[41] Deb Foxcroft (personal communication, June 8, 2020).
[42] Walkem, A. & Bruce, H. (2002). Calling Forth Our Future: Options for the Exercise of Indigenous Peoples’ Authority in Child Welfare. Union of BC Indian Chiefs.
[43] Green, J., Kovach, M., Montgomery, H., Thomas, R., & Brown, L. (2007). Witnessing Wild Women: Resistance and resilience in Aboriginal child welfare, in People, politics, and child welfare in BC, pp. 97-116.
[44] MacDonald, K. (2008). The Road to Aboriginal Authority of Child and Family Services: Considerations for an Effective Transition. The Centre for Native Policy and Research and the Canadian Centre for Policy Alternatives. Retrieved June 25, 2020 from https://www.policyalternatives.ca/sites/default/files/uploads/publications/BC_Office_Pubs/bc_2008/CCPA_BC_Aboriginal_Authority.pdf
[45] UBCIC Timeline. Retrieved July 20, 2020 from https://www.ubcic.bc.ca/timeline
[46] One Heart, One Mind: Statement of Solidarity & Cooperation. Retrieved July 20, 2020 from https://ihraamorg.files.wordpress.com/2016/12/one-heart-one-mind-declaration-july-2008.pdf

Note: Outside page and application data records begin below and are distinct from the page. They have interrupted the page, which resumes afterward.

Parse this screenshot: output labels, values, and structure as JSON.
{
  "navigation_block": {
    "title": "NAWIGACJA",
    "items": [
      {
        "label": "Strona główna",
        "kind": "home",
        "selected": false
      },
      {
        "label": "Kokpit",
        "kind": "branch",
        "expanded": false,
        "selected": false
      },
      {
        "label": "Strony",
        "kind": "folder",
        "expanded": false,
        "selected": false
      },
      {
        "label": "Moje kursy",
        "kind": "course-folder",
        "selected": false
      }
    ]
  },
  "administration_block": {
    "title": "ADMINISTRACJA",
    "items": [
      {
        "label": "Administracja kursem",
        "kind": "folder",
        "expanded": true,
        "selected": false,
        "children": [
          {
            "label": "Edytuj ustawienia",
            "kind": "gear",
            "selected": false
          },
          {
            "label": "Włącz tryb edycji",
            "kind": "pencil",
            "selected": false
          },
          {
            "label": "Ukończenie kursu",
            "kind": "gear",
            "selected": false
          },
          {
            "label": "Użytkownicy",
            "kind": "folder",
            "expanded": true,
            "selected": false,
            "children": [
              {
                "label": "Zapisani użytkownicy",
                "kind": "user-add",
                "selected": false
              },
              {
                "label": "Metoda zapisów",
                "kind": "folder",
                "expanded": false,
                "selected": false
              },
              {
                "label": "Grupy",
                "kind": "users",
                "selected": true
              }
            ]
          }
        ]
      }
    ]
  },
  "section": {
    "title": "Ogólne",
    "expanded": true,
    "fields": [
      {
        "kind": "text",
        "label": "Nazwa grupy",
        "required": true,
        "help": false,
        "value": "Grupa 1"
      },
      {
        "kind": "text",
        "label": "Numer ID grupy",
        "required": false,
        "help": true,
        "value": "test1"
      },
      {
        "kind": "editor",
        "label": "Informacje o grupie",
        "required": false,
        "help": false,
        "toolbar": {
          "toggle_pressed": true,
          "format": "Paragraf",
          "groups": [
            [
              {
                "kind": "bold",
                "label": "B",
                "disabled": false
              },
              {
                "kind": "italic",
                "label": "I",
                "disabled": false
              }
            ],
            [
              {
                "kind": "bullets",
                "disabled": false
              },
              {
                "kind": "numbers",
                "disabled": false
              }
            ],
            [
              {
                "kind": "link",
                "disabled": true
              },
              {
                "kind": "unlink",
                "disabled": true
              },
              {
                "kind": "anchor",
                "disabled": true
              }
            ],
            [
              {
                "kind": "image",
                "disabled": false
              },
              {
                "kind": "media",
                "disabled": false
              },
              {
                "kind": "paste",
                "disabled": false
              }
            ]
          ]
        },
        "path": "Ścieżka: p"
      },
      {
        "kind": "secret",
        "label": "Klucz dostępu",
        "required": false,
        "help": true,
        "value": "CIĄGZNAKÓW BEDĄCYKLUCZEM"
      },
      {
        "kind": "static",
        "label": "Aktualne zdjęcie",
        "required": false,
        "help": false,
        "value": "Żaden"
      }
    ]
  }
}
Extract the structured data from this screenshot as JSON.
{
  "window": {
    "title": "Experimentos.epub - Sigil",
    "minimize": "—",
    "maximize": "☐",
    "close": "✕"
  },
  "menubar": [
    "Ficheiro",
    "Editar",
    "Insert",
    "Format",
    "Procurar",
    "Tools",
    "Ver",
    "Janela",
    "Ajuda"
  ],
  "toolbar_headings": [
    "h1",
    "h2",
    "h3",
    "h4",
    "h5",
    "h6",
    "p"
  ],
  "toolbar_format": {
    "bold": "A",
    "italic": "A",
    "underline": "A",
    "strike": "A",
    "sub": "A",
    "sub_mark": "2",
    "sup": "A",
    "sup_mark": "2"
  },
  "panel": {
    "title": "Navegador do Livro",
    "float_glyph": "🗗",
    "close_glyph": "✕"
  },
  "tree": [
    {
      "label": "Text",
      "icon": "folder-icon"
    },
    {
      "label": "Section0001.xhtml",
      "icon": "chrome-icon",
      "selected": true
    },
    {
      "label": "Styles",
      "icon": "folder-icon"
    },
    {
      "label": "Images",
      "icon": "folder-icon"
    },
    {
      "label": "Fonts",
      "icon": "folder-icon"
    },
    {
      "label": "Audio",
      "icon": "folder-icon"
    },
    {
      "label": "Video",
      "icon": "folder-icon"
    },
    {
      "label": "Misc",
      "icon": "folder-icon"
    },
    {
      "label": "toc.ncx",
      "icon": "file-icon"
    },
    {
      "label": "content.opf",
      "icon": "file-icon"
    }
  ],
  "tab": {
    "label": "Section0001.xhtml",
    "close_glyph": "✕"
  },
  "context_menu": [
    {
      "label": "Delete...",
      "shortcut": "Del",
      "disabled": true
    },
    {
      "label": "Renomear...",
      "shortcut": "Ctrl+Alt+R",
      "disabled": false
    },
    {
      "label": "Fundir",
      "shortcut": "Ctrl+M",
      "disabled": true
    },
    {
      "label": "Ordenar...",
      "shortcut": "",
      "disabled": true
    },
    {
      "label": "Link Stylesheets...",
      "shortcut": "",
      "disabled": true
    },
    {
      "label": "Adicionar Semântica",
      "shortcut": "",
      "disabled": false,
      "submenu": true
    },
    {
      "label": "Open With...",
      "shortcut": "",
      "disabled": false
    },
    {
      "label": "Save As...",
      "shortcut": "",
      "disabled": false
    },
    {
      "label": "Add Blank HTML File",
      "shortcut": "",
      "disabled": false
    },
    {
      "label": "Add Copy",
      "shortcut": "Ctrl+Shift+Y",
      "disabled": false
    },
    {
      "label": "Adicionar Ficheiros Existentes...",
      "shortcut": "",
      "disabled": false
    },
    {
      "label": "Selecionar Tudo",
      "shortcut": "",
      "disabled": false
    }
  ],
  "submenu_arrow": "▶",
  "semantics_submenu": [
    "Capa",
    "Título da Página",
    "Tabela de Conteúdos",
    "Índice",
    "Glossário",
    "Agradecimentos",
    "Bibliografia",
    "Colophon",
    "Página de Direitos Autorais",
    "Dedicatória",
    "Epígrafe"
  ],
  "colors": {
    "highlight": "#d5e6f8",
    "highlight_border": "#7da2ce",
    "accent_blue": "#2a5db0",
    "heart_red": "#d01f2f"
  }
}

[47] Recognition and Reconciliation Protocol on First Nations Children, Youth and Families. Retrieved July 20, 2020 from https://cwrp.ca/sites/default/files/publications/en/BC_Recognition_Reconciliation_Protocol.pdf
[48] BCRCY (2013). When Talk Trumped Service: A Decade of Lost Opportunity for Aboriginal Children and Youth in BC. Retrieved July 20, 2020 from https://cwrp.ca/sites/default/files/publications/en/BC_RCY_AboriginalServices2013.pdf
[49] Holyk, T., & Harder, H.G. (2016). Aboriginal child welfare in British Columbia: A critical discourse analysis. Canadian Review of Social Policy/ Revue Canadienne de Politique Sociale, 74, pp. 82-108.
[50] Sunset of the First Nations Child and Family Wellness Council. Resolutions of UBCIC Chiefs Council June 10th-11th, 2015. Retrieved July 20, 2020 from https://assets.nationbuilder.com/ubcic/pages/132/attachments/original/1551208731/2015June_ResolutionsPackageCombined.pdf?1551208731
[51] FNLC (2016). Action Framework: Reconciliation, Self-Determination, Self-Government for Indigenous Children, Families and Nations in BC. Retrieved July 20, 2020 from https://ihraamorg.files.wordpress.com/2016/12/fnlc-sept-2016-reconciliation-framework-on-children-families_finaldraftforbcchiefs.pdf
[52] News Release: BC and Indigenous leaders confirm commitment to action on child welfare. Retrieved July 20, 2020 from https://archive.news.gov.bc.ca/releases/news_releases_2017-2021/2018CFD0001-000105.htm